For help with LinkedIn, be sure to review the LinkedIn Resources on the WGU Career & Professional Development website. For personalized assistance, contact your WGU Career & Professional Development Specialist.

Give it a try, make it a habit, and creatively expand your job search today with LinkedIn!  

Thursday, May 19, 2016

Four Important Things You Need to Know About Thank-You Notes

The job search is a blur of information exchange: e-mailed resumes, online applications, interviews via video conferences. Don’t let the fast pace fool you. Common sense and courtesy still apply, including taking the time to say thank you.

Could your thank-you letter make or break a job offer? Consider this: If your application and interview are equal to that of another candidate, the person sending the thank-you letter gets the recruiter’s attention one more time.

Like cover letters, thank-you letters are concise and personalized. The key is making a connection to the person and reiterating an idea discussed during the interview.
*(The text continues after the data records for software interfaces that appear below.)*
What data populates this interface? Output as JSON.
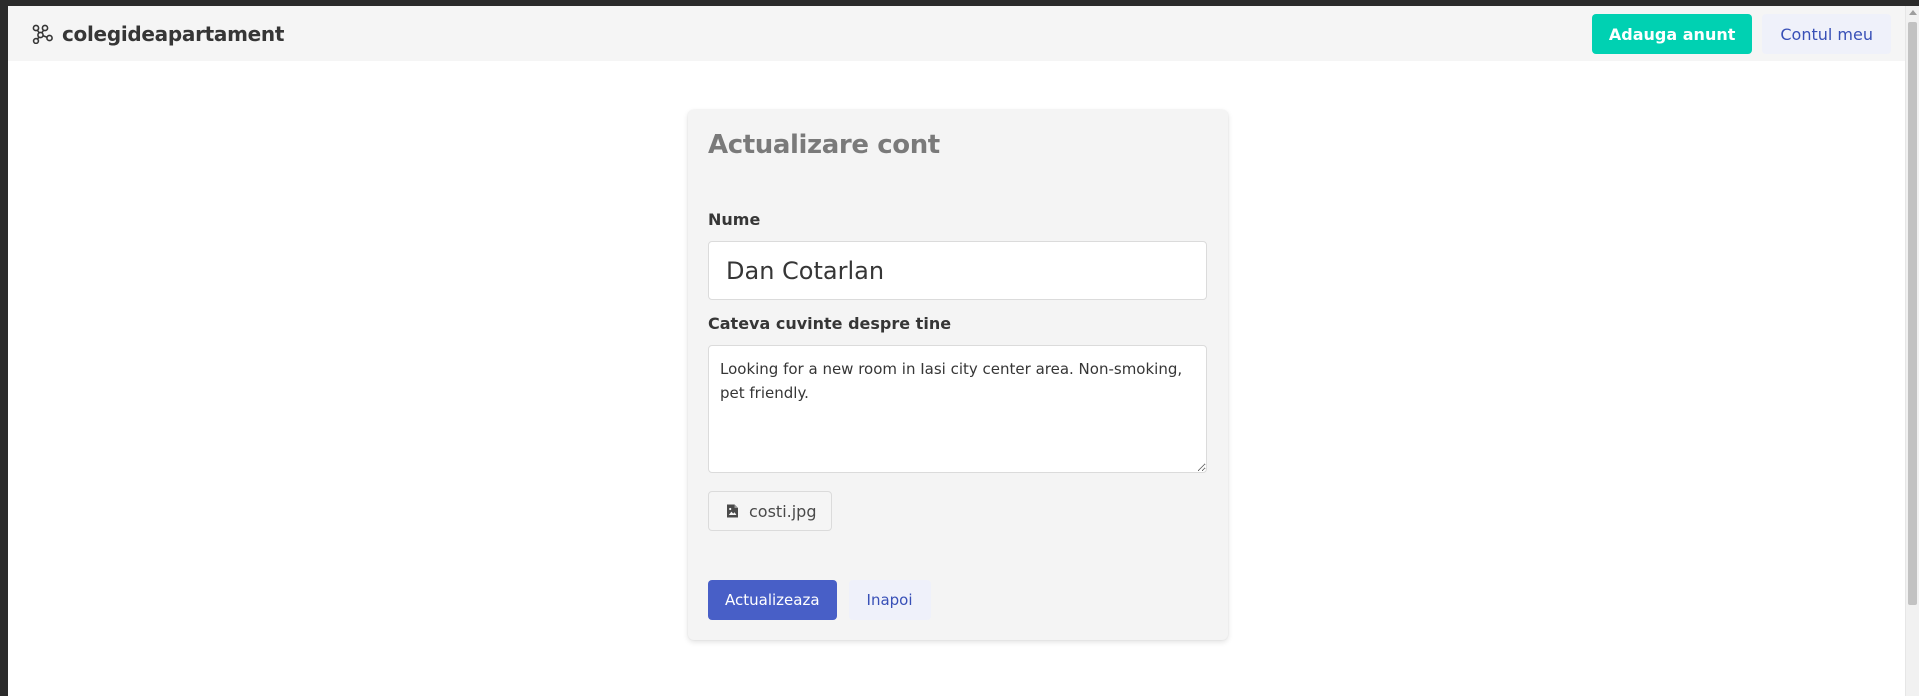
{
  "navbar": {
    "brand_name": "colegideapartament",
    "brand_icon": "network-nodes-icon",
    "add_listing_label": "Adauga anunt",
    "account_label": "Contul meu"
  },
  "form": {
    "title": "Actualizare cont",
    "name_label": "Nume",
    "name_value": "Dan Cotarlan",
    "about_label": "Cateva cuvinte despre tine",
    "about_value": "Looking for a new room in Iasi city center area. Non-smoking, pet friendly.",
    "file_name": "costi.jpg",
    "file_icon": "image-file-icon",
    "submit_label": "Actualizeaza",
    "back_label": "Inapoi"
  },
  "colors": {
    "accent_teal": "#00d1b2",
    "primary_blue": "#485fc7",
    "light_link_bg": "#eff1fa",
    "link_text": "#3850b7"
  }
}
  1. Send a thank-you e-mail or letter within 24 hours of your interview. Consider the company culture. Because recruiters travel extensively, e-mail may be the best route. A follow-up business letter sent through the post office is a nice touch.
  2. Take time to take notes. Immediately following each interview, write down the information discussed while it’s still fresh in your mind. If you are meeting with multiple people, find time to note each specific conversation. When you write your thank-you note(s), use this information to remind the interviewer of an idea or discussion that came up during your interview.
  3. Who receives a thank-you note? Anyone who interviews you gets a note. The notes may only vary by a sentence or two—make sure you reference specific conversations.
  4. Ask each interviewer for his or her business card. You’ll walk away with important information. You’ll have the recruiter’s full name, spelled correctly, e-mail address, street address, and other contact information.
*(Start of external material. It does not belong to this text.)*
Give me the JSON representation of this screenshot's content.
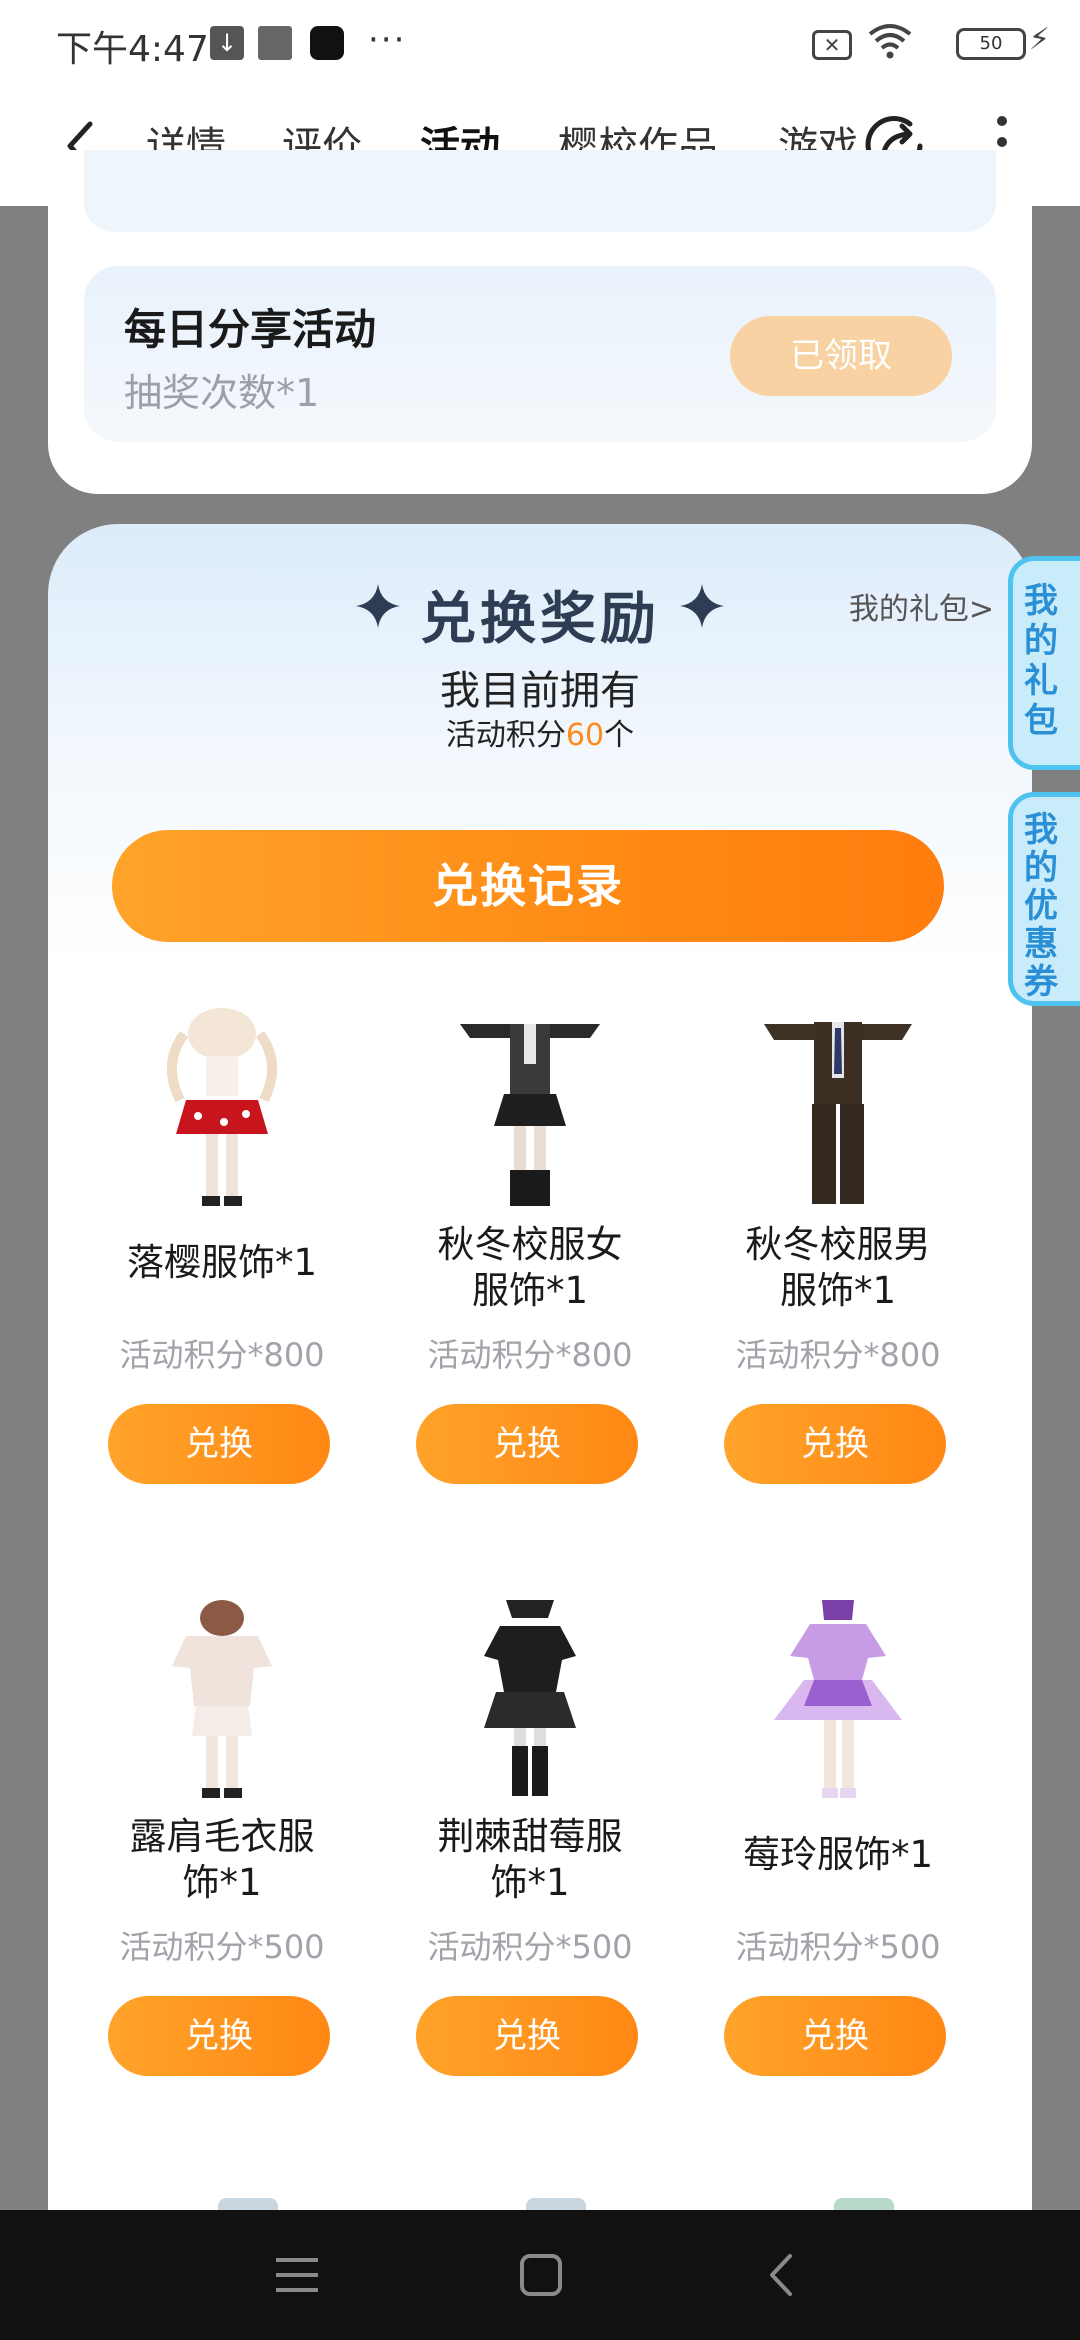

Sample Thank-You Letter

Ms. Nina McVay
Recruiter – XYZ Financial Services
500 5th Avenue
Charlotte, NC 28066

Dear Ms. McVay,

Thank you very much for speaking with me yesterday about the financial planner position currently available at MAR Financial. Our conversation confirmed my interest in this position.

As we discussed during the interview, a successful financial planner must possess a solid understanding of the industry as well as strong communication skills to discuss options with clients. The internship I completed with NMO Bank this past summer afforded me the opportunity to develop the skills and knowledge I can bring to XYZ Financial Services. The insight you provided about XYZ Financial’s focus on customer service helped me understand your company’s commitment to its clients. This is the type of company I hope to work for.

Please let me know if I can provide further information. In the meantime, I look forward to hearing from you.

Sincerely,

Ashley Ingalls

by Kelli Robinson
Courtesy of the National Association of Colleges and Employers.

For more interview tips or individual career assistance, contact WGU Career & Professional Development.